Segment Open
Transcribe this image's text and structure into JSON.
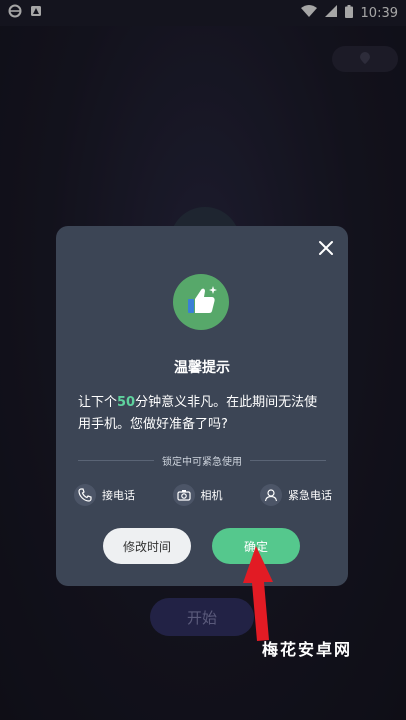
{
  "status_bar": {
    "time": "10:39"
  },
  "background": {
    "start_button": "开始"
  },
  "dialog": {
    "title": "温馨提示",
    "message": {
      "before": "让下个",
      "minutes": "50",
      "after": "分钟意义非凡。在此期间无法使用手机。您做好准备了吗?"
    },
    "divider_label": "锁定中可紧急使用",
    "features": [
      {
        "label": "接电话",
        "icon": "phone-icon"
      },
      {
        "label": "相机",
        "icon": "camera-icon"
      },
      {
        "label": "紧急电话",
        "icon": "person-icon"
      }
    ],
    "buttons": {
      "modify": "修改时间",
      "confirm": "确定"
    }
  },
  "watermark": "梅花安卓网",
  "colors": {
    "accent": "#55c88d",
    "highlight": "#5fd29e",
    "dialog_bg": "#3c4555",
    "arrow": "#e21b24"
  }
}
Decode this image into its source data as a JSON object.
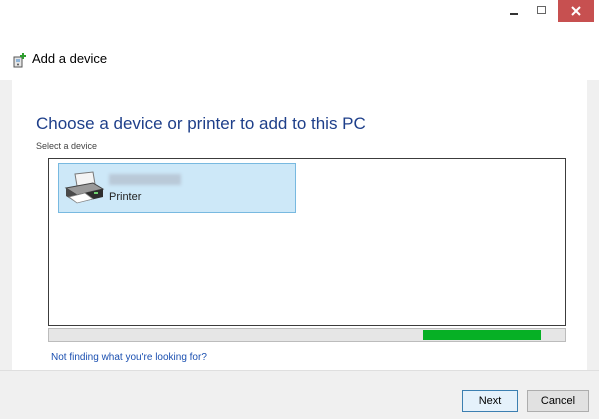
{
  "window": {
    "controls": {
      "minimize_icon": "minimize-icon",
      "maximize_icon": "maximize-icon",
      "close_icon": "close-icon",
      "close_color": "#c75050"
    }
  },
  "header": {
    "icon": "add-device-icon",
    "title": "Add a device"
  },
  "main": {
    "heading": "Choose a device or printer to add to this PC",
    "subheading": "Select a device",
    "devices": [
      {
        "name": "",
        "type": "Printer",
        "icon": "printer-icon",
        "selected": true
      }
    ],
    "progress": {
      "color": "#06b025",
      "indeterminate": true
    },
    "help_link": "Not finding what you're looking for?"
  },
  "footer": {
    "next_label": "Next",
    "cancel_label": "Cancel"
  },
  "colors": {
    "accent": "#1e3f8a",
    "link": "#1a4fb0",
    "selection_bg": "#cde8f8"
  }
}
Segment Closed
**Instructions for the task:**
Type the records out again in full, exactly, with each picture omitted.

**Result for this exercise:**
Transcribe this image's text and structure into JSON.
{
  "status_bar": {
    "time": "10:39"
  },
  "background": {
    "start_button": "开始"
  },
  "dialog": {
    "title": "温馨提示",
    "message": {
      "before": "让下个",
      "minutes": "50",
      "after": "分钟意义非凡。在此期间无法使用手机。您做好准备了吗?"
    },
    "divider_label": "锁定中可紧急使用",
    "features": [
      {
        "label": "接电话",
        "icon": "phone-icon"
      },
      {
        "label": "相机",
        "icon": "camera-icon"
      },
      {
        "label": "紧急电话",
        "icon": "person-icon"
      }
    ],
    "buttons": {
      "modify": "修改时间",
      "confirm": "确定"
    }
  },
  "watermark": "梅花安卓网",
  "colors": {
    "accent": "#55c88d",
    "highlight": "#5fd29e",
    "dialog_bg": "#3c4555",
    "arrow": "#e21b24"
  }
}
Decode this image into its source data as a JSON object.
{
  "window": {
    "controls": {
      "minimize_icon": "minimize-icon",
      "maximize_icon": "maximize-icon",
      "close_icon": "close-icon",
      "close_color": "#c75050"
    }
  },
  "header": {
    "icon": "add-device-icon",
    "title": "Add a device"
  },
  "main": {
    "heading": "Choose a device or printer to add to this PC",
    "subheading": "Select a device",
    "devices": [
      {
        "name": "",
        "type": "Printer",
        "icon": "printer-icon",
        "selected": true
      }
    ],
    "progress": {
      "color": "#06b025",
      "indeterminate": true
    },
    "help_link": "Not finding what you're looking for?"
  },
  "footer": {
    "next_label": "Next",
    "cancel_label": "Cancel"
  },
  "colors": {
    "accent": "#1e3f8a",
    "link": "#1a4fb0",
    "selection_bg": "#cde8f8"
  }
}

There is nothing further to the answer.